True gals are still expected to prepare dinner: From sitcoms to the Foods Network, the “angel in the kitchen area” stress on gals prevails
I have not taken the plunge into the “Intercourse and the Town” sequel “And Just Like That…” so I can’t attest to no matter if or not Carrie ever uncovered to cook, but she was when 1 in a lengthy line of Tv set girls who were notoriously undesirable cooks. From Lucy Ricardo to Lorelai Gilmore, the relationship in pop tradition among femininity, food items and food stuff labor, like cooking, continues to be potent. The phenomenon proceeds even now on fact television.
Vegetables can ragù, far too
Author Maggie Hennessy hooked me in the very first paragraph of this attractive essay-recipe combo when she penned the line: “A couple successes cooking down entire cauliflower and broccoli into prosperous, flavorful pasta sauces acquired me considering about the boundless prospects of slow-cooking earthly delights into concentrated submission.” She goes on to discuss with two industry experts in Italian-encouraged plant cooking, Domenica Marchetti and Joe Frillman, about that procedure of transforming attractive onions into a savory ragù. I prepare on adapting this recipe, sans parmesan, as part of my plant-primarily based rotation.
Ina Garten would “happily” take in this salad each and every working day — it truly is that great
Speaking of Ina Garten, this salad of hers is also having looped into the rotation. It starts by simmering pearled farro with contemporary apple cider, bay leaves and salt in a saucepan. At the time your grains arrive at the perfect tender texture, transfer them to a large serving bowl.

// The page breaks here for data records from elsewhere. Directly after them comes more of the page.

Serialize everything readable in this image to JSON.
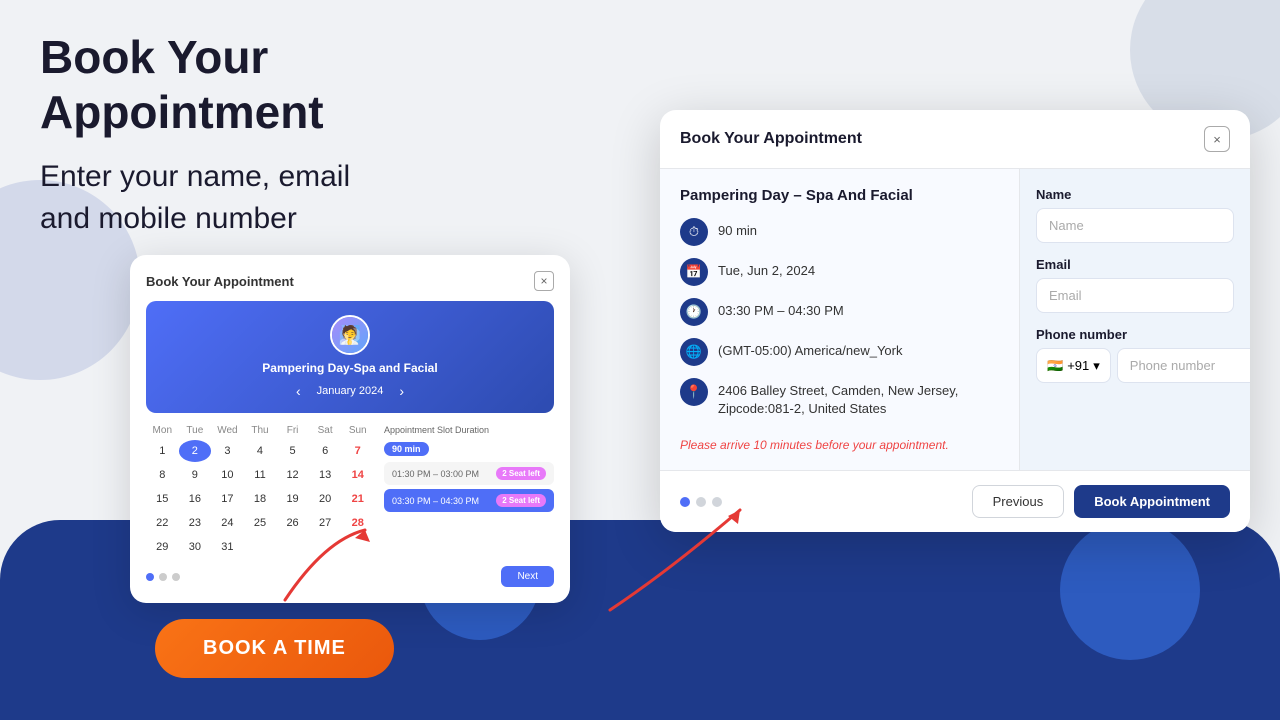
{
  "page": {
    "background_color": "#f0f2f5",
    "title": "Book Your Appointment",
    "subtitle": "Enter your name, email\nand mobile number"
  },
  "book_button": {
    "label": "BOOK A TIME"
  },
  "calendar_widget": {
    "title": "Book Your Appointment",
    "close_label": "×",
    "service_name": "Pampering Day-Spa and Facial",
    "month": "January 2024",
    "day_headers": [
      "Mon",
      "Tue",
      "Wed",
      "Thu",
      "Fri",
      "Sat",
      "Sun"
    ],
    "slot_label": "Appointment Slot Duration",
    "slot_duration": "90 min",
    "slots": [
      {
        "time": "01:30 PM – 03:00 PM",
        "badge": "2 Seat left",
        "active": false
      },
      {
        "time": "03:30 PM – 04:30 PM",
        "badge": "2 Seat left",
        "active": true
      }
    ],
    "nav_prev": "‹",
    "nav_next": "›",
    "next_btn": "Next",
    "dots": 3,
    "active_dot": 0
  },
  "main_modal": {
    "title": "Book Your Appointment",
    "close_label": "×",
    "service_name": "Pampering Day – Spa And Facial",
    "info": {
      "duration": "90 min",
      "date": "Tue, Jun 2, 2024",
      "time": "03:30 PM – 04:30 PM",
      "timezone": "(GMT-05:00) America/new_York",
      "address": "2406 Balley Street, Camden, New Jersey, Zipcode:081-2, United States"
    },
    "notice": "Please arrive 10 minutes before your appointment.",
    "form": {
      "name_label": "Name",
      "name_placeholder": "Name",
      "email_label": "Email",
      "email_placeholder": "Email",
      "phone_label": "Phone number",
      "phone_flag": "🇮🇳",
      "phone_code": "+91",
      "phone_placeholder": "Phone number"
    },
    "footer": {
      "dots": 3,
      "active_dot": 0,
      "previous_label": "Previous",
      "book_label": "Book Appointment"
    }
  }
}
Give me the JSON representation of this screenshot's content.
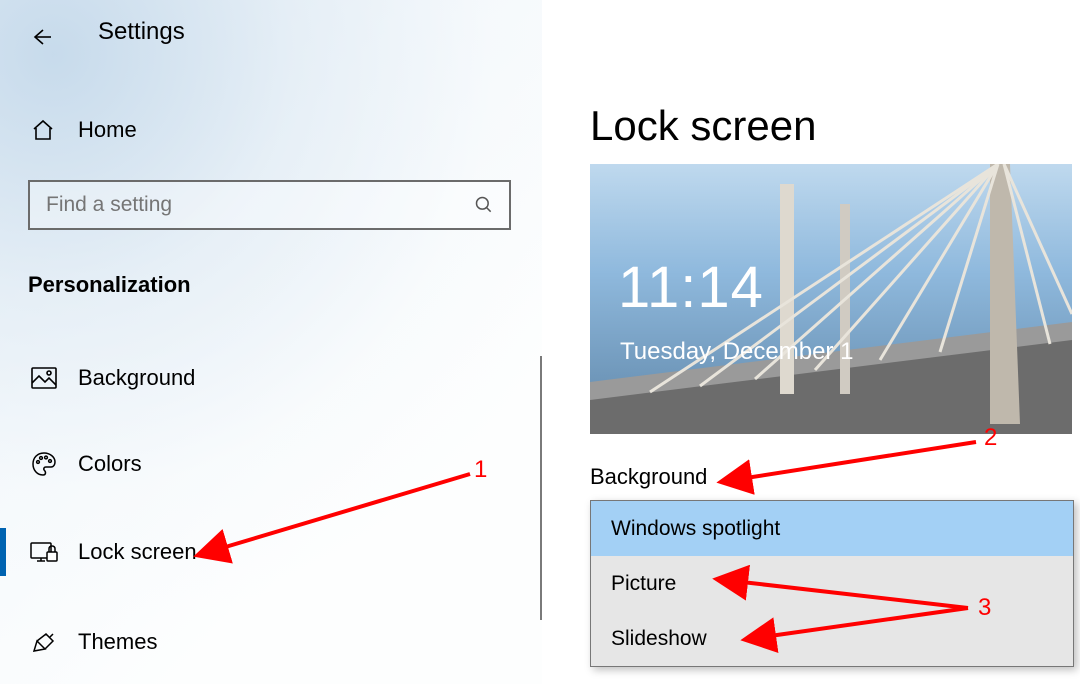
{
  "header": {
    "title": "Settings"
  },
  "sidebar": {
    "home_label": "Home",
    "search_placeholder": "Find a setting",
    "category_header": "Personalization",
    "items": [
      {
        "label": "Background"
      },
      {
        "label": "Colors"
      },
      {
        "label": "Lock screen",
        "selected": true
      },
      {
        "label": "Themes"
      }
    ]
  },
  "main": {
    "page_title": "Lock screen",
    "preview": {
      "time": "11:14",
      "date": "Tuesday, December 1"
    },
    "background_label": "Background",
    "dropdown": {
      "options": [
        {
          "label": "Windows spotlight",
          "selected": true
        },
        {
          "label": "Picture"
        },
        {
          "label": "Slideshow"
        }
      ]
    }
  },
  "annotations": {
    "n1": "1",
    "n2": "2",
    "n3": "3"
  }
}
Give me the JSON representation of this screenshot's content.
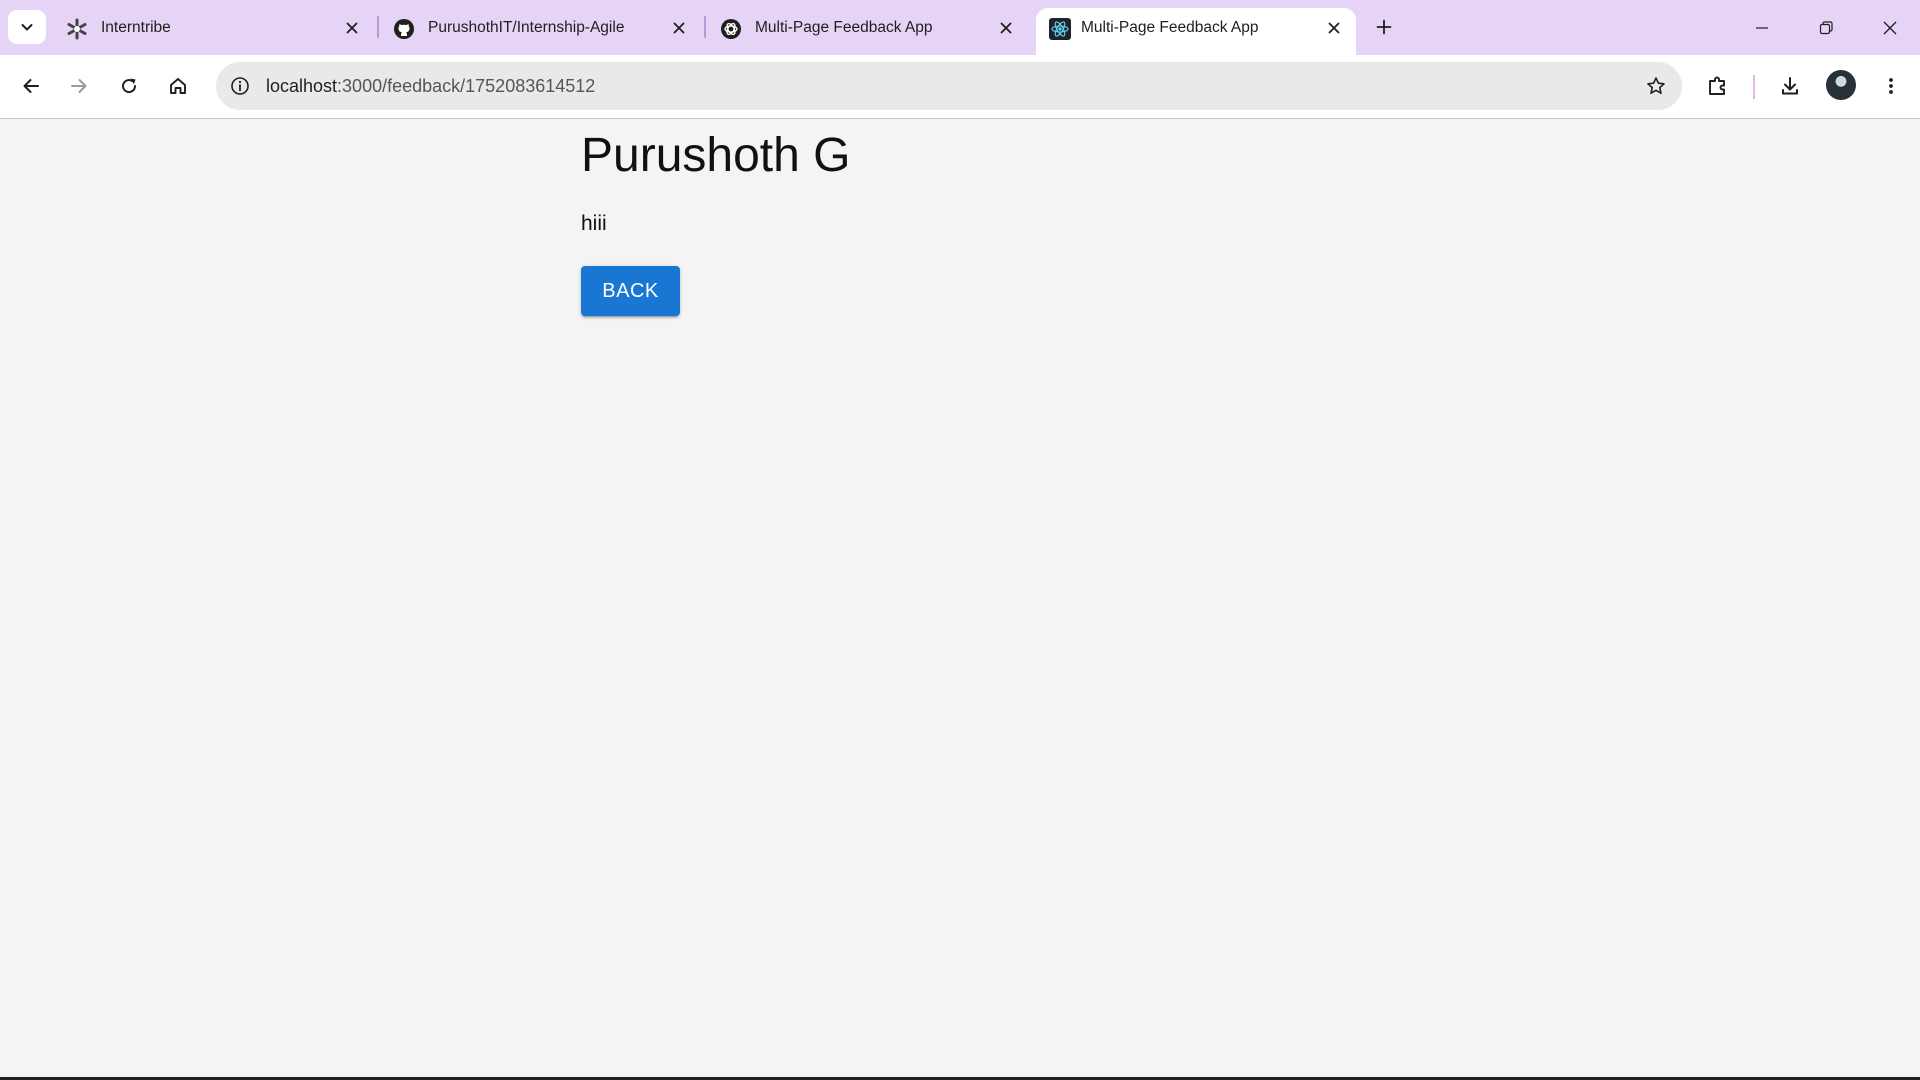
{
  "browser": {
    "tabs": [
      {
        "title": "Interntribe",
        "icon": "interntribe-logo-icon",
        "active": false
      },
      {
        "title": "PurushothIT/Internship-Agile",
        "icon": "github-icon",
        "active": false
      },
      {
        "title": "Multi-Page Feedback App",
        "icon": "openai-icon",
        "active": false
      },
      {
        "title": "Multi-Page Feedback App",
        "icon": "react-icon",
        "active": true
      }
    ],
    "address": {
      "host": "localhost",
      "path": ":3000/feedback/1752083614512"
    },
    "colors": {
      "tabstrip": "#e5d4f5",
      "toolbar": "#ffffff",
      "omnibox": "#e9e9e9"
    }
  },
  "page": {
    "title": "Purushoth G",
    "feedback": "hiii",
    "back_label": "BACK",
    "colors": {
      "background": "#f4f4f4",
      "button": "#1976d2",
      "button_text": "#ffffff"
    }
  }
}
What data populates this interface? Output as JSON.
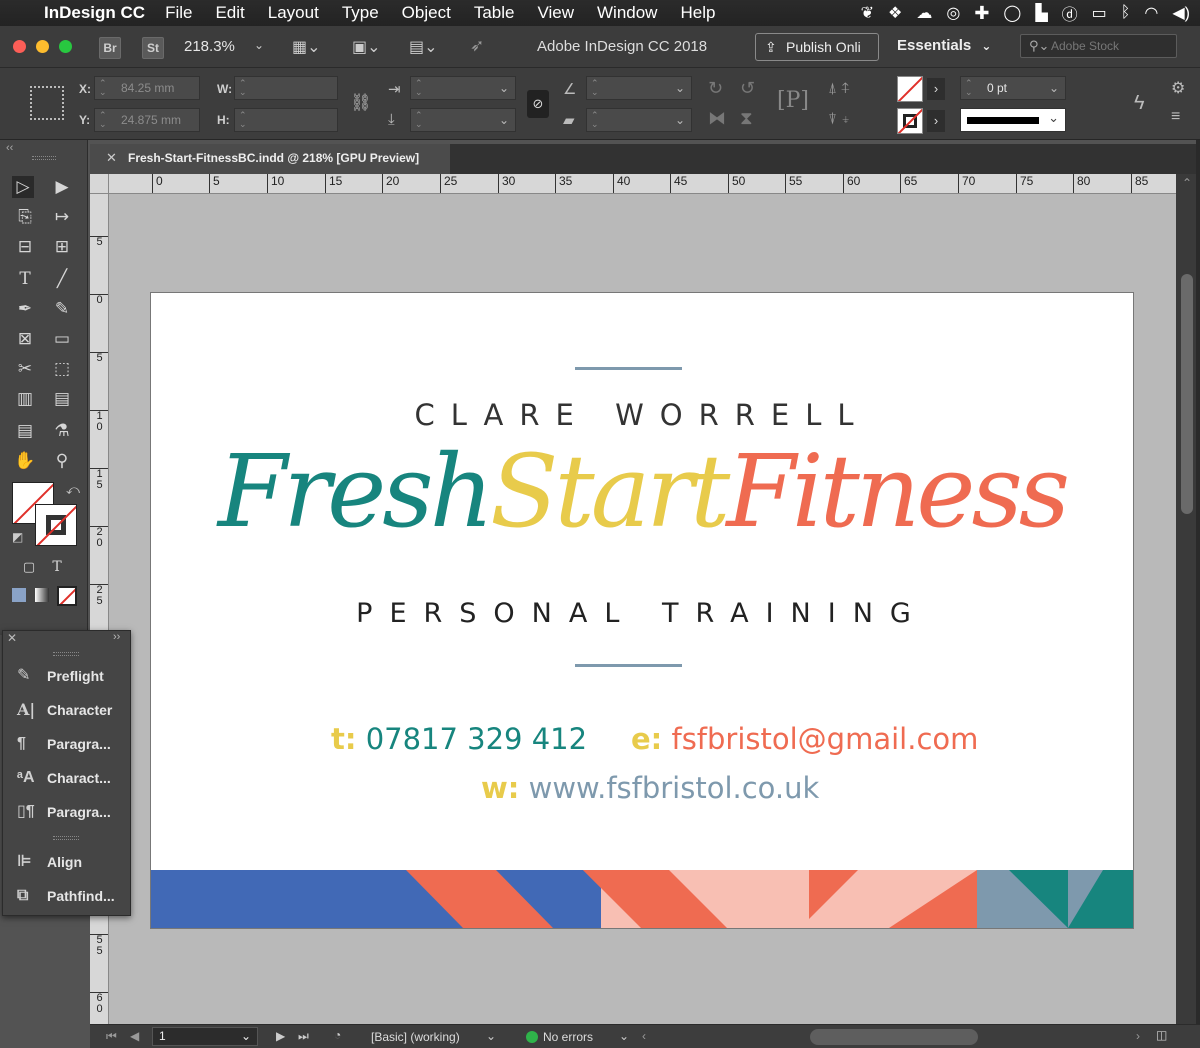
{
  "menubar": {
    "app_name": "InDesign CC",
    "items": [
      "File",
      "Edit",
      "Layout",
      "Type",
      "Object",
      "Table",
      "View",
      "Window",
      "Help"
    ]
  },
  "appbar": {
    "br_label": "Br",
    "st_label": "St",
    "zoom": "218.3%",
    "title": "Adobe InDesign CC 2018",
    "publish_label": "Publish Onli",
    "workspace": "Essentials",
    "search_placeholder": "Adobe Stock"
  },
  "control": {
    "x_label": "X:",
    "y_label": "Y:",
    "w_label": "W:",
    "h_label": "H:",
    "x_value": "84.25 mm",
    "y_value": "24.875 mm",
    "stroke_weight": "0 pt"
  },
  "document": {
    "tab_title": "Fresh-Start-FitnessBC.indd @ 218% [GPU Preview]"
  },
  "rulers": {
    "h_ticks": [
      "0",
      "5",
      "10",
      "15",
      "20",
      "25",
      "30",
      "35",
      "40",
      "45",
      "50",
      "55",
      "60",
      "65",
      "70",
      "75",
      "80",
      "85"
    ],
    "v_ticks": [
      "5",
      "0",
      "5",
      "1\n0",
      "1\n5",
      "2\n0",
      "2\n5",
      "5\n5",
      "6\n0"
    ]
  },
  "card": {
    "name": "CLARE WORRELL",
    "brand_fresh": "Fresh",
    "brand_start": "Start",
    "brand_fitness": "Fitness",
    "tagline": "PERSONAL TRAINING",
    "phone_label": "t:",
    "phone": "07817 329 412",
    "email_label": "e:",
    "email": "fsfbristol@gmail.com",
    "web_label": "w:",
    "web": "www.fsfbristol.co.uk"
  },
  "colors": {
    "teal": "#17857e",
    "yellow": "#e8cb4b",
    "coral": "#ef6b51",
    "slate": "#7e99ad",
    "blue": "#4169b6",
    "pink": "#f8bfb3"
  },
  "panel": {
    "items": [
      "Preflight",
      "Character",
      "Paragra...",
      "Charact...",
      "Paragra...",
      "Align",
      "Pathfind..."
    ]
  },
  "status": {
    "page": "1",
    "profile": "[Basic] (working)",
    "errors": "No errors"
  }
}
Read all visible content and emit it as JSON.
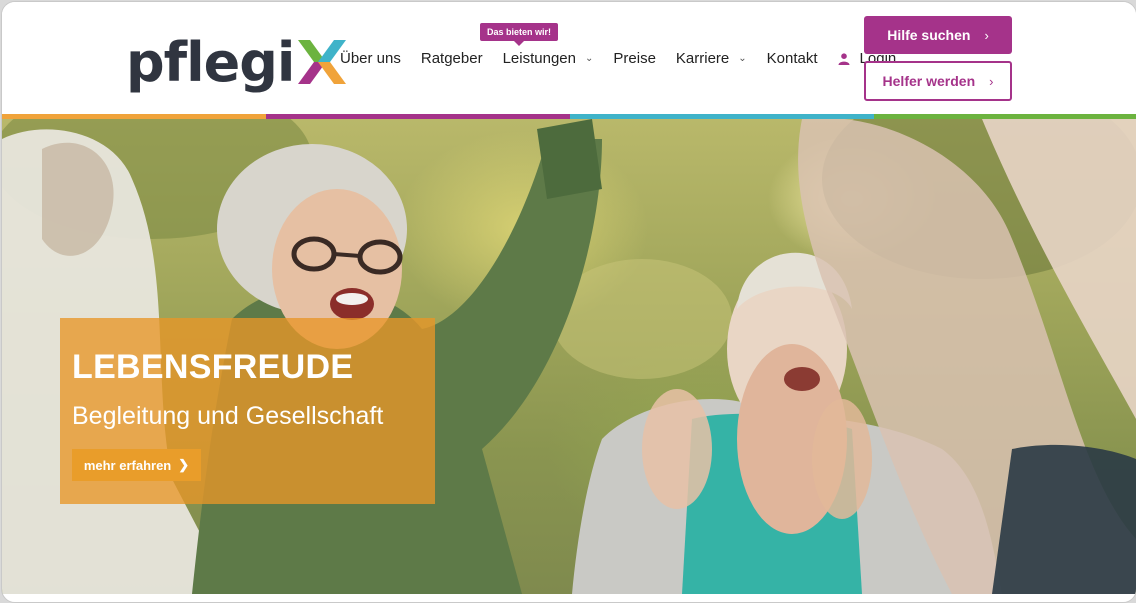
{
  "brand": {
    "logo_text": "pflegi",
    "logo_letter": "X"
  },
  "nav": {
    "badge": "Das bieten wir!",
    "items": [
      {
        "label": "Über uns",
        "has_dropdown": false
      },
      {
        "label": "Ratgeber",
        "has_dropdown": false
      },
      {
        "label": "Leistungen",
        "has_dropdown": true
      },
      {
        "label": "Preise",
        "has_dropdown": false
      },
      {
        "label": "Karriere",
        "has_dropdown": true
      },
      {
        "label": "Kontakt",
        "has_dropdown": false
      }
    ],
    "login_label": "Login",
    "login_icon": "user-icon"
  },
  "actions": {
    "primary_label": "Hilfe suchen",
    "secondary_label": "Helfer werden"
  },
  "hero": {
    "title": "LEBENSFREUDE",
    "subtitle": "Begleitung und Gesellschaft",
    "button_label": "mehr erfahren"
  },
  "colors": {
    "brand_purple": "#a5338a",
    "orange": "#e99d2a",
    "stripe_orange": "#f0a33a",
    "stripe_purple": "#a5338a",
    "stripe_teal": "#3fb3c9",
    "stripe_green": "#6cb33f",
    "text_dark": "#303540"
  }
}
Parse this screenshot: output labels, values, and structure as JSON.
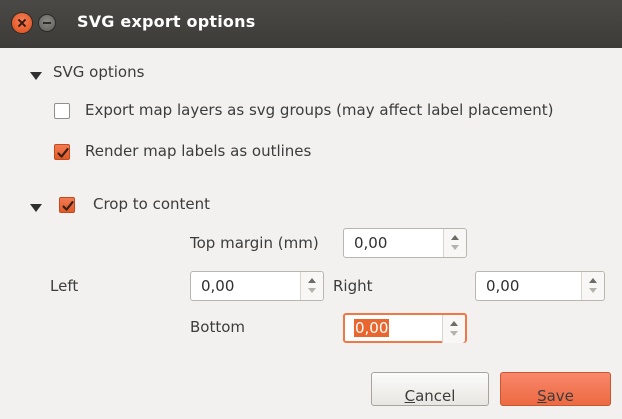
{
  "window": {
    "title": "SVG export options",
    "controls": [
      "close-icon",
      "minimize-icon"
    ]
  },
  "svg_options": {
    "section_label": "SVG options",
    "export_layers_label": "Export map layers as svg groups (may affect label placement)",
    "export_layers_checked": false,
    "render_labels_label": "Render map labels as outlines",
    "render_labels_checked": true
  },
  "crop": {
    "section_label": "Crop to content",
    "checked": true,
    "top_label": "Top margin (mm)",
    "top_value": "0,00",
    "left_label": "Left",
    "left_value": "0,00",
    "right_label": "Right",
    "right_value": "0,00",
    "bottom_label": "Bottom",
    "bottom_value": "0,00"
  },
  "buttons": {
    "cancel_label_mnemonic": "C",
    "cancel_label_rest": "ancel",
    "save_label_mnemonic": "S",
    "save_label_rest": "ave"
  },
  "colors": {
    "accent": "#ec6a3f",
    "titlebar": "#3d3c38",
    "background": "#f2f1f0"
  }
}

“For the vinaigrette, blend some good quality olive oil up with lemon juice and salt and pepper,” writes Salon’s Manuela Lopez Restrepo. “Merge with the heat farro and established aside to interesting for at minimum a quarter of an hour. The magic starts to come about as the layers of taste meld collectively.”
Top rated the bowl with some greens, toasted nuts and (optional of program) cheese.